• Brief: Your answer should hold all lines of the entries that include the word "JSON".

• Data extract:
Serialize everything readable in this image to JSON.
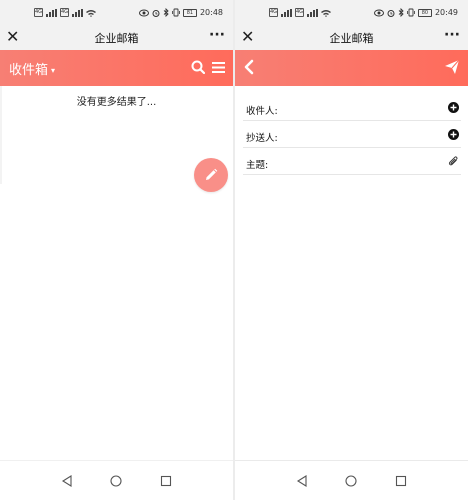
{
  "left": {
    "status": {
      "time": "20:48",
      "battery": "81",
      "sim1": "4G",
      "sim2": "4G"
    },
    "header": {
      "title": "企业邮箱"
    },
    "appbar": {
      "folder": "收件箱"
    },
    "list": {
      "end_message": "没有更多结果了..."
    },
    "icons": {
      "close": "close-icon",
      "more": "more-icon",
      "search": "search-icon",
      "menu": "menu-icon",
      "compose": "pencil-icon"
    }
  },
  "right": {
    "status": {
      "time": "20:49",
      "battery": "80",
      "sim1": "4G",
      "sim2": "4G"
    },
    "header": {
      "title": "企业邮箱"
    },
    "form": {
      "to_label": "收件人:",
      "cc_label": "抄送人:",
      "subject_label": "主题:"
    },
    "icons": {
      "close": "close-icon",
      "more": "more-icon",
      "back": "back-icon",
      "send": "send-icon",
      "add": "plus-circle-icon",
      "attach": "paperclip-icon"
    }
  },
  "colors": {
    "accent_start": "#f77f74",
    "accent_end": "#ff6b5b",
    "fab": "#f98f88"
  }
}
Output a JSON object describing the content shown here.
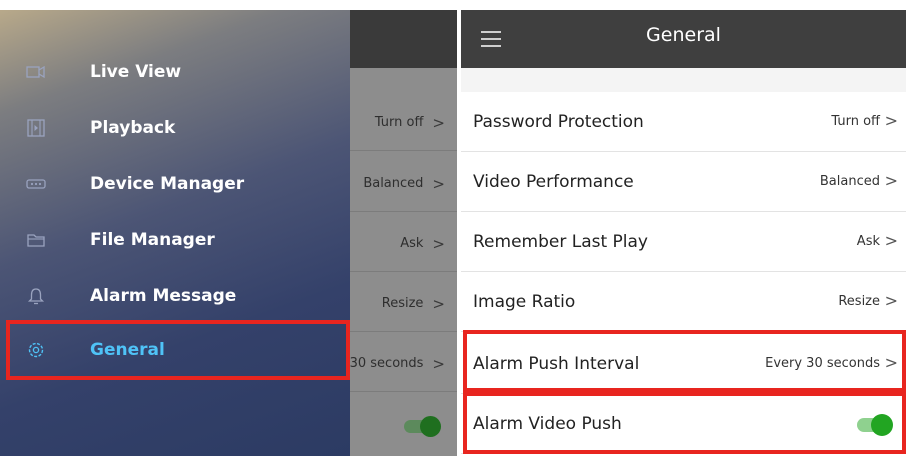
{
  "drawer": {
    "items": [
      {
        "label": "Live View",
        "icon": "video-camera-icon"
      },
      {
        "label": "Playback",
        "icon": "film-icon"
      },
      {
        "label": "Device Manager",
        "icon": "dvr-device-icon"
      },
      {
        "label": "File Manager",
        "icon": "folder-icon"
      },
      {
        "label": "Alarm Message",
        "icon": "bell-icon"
      },
      {
        "label": "General",
        "icon": "gear-icon",
        "active": true
      }
    ]
  },
  "behind_values": [
    "Turn off",
    "Balanced",
    "Ask",
    "Resize",
    "30 seconds"
  ],
  "header": {
    "title": "General"
  },
  "settings": [
    {
      "label": "Password Protection",
      "value": "Turn off"
    },
    {
      "label": "Video Performance",
      "value": "Balanced"
    },
    {
      "label": "Remember Last Play",
      "value": "Ask"
    },
    {
      "label": "Image Ratio",
      "value": "Resize"
    },
    {
      "label": "Alarm Push Interval",
      "value": "Every 30 seconds"
    },
    {
      "label": "Alarm Video Push",
      "toggle": true
    }
  ],
  "colors": {
    "highlight": "#e8251f",
    "active_item": "#4fc3f7",
    "toggle_on": "#22a522",
    "header_bg": "#3f3f3f"
  }
}
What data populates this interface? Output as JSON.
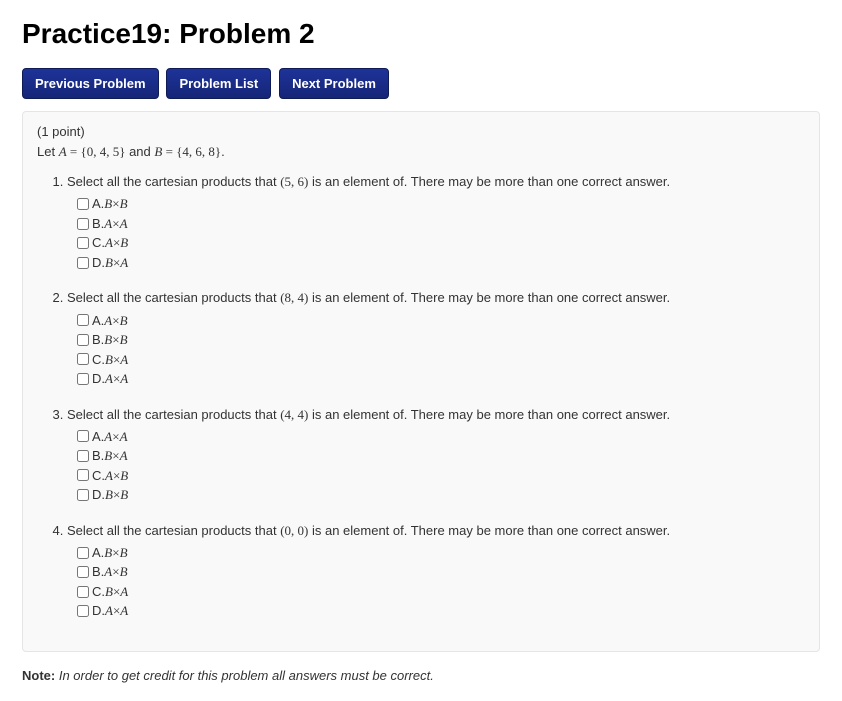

• Completed task:
Serialize everything readable in this image to JSON.
Output a JSON object describing the content shown here.
What data populates this interface? Output as JSON.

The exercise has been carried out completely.